Exercise objective >> Go through the data and say how many lines include the string "html"; return only the figure.

Data records >>
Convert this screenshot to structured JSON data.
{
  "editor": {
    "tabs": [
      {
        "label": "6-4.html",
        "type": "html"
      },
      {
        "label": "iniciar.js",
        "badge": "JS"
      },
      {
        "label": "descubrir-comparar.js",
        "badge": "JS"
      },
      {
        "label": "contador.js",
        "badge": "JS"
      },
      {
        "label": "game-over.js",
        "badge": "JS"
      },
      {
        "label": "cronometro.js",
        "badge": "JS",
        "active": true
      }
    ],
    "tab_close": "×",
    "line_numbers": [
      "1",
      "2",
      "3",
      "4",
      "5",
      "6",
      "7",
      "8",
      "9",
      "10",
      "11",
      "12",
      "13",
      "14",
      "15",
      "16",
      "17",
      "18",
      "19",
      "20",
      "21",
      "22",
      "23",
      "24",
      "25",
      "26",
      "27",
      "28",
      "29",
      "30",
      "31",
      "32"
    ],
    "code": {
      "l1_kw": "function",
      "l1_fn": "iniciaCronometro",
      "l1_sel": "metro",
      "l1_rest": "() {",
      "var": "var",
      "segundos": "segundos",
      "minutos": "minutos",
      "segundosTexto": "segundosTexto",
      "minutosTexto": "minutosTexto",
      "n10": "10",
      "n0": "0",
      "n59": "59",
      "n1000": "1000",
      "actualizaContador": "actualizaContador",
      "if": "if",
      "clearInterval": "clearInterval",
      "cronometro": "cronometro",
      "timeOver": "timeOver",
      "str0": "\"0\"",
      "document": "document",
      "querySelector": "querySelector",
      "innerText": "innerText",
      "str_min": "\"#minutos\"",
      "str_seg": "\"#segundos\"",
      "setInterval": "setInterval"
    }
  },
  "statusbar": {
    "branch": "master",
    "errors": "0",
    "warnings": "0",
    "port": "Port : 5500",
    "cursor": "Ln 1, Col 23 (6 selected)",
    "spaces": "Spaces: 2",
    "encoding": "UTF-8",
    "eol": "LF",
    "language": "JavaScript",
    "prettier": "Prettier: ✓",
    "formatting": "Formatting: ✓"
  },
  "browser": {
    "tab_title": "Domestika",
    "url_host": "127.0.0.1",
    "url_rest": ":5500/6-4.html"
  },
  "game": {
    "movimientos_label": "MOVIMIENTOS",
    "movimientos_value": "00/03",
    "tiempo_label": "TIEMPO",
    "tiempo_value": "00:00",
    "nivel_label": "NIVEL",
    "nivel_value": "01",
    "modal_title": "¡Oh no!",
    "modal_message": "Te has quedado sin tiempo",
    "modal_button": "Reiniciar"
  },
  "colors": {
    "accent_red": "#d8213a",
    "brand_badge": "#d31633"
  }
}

Reply >> 3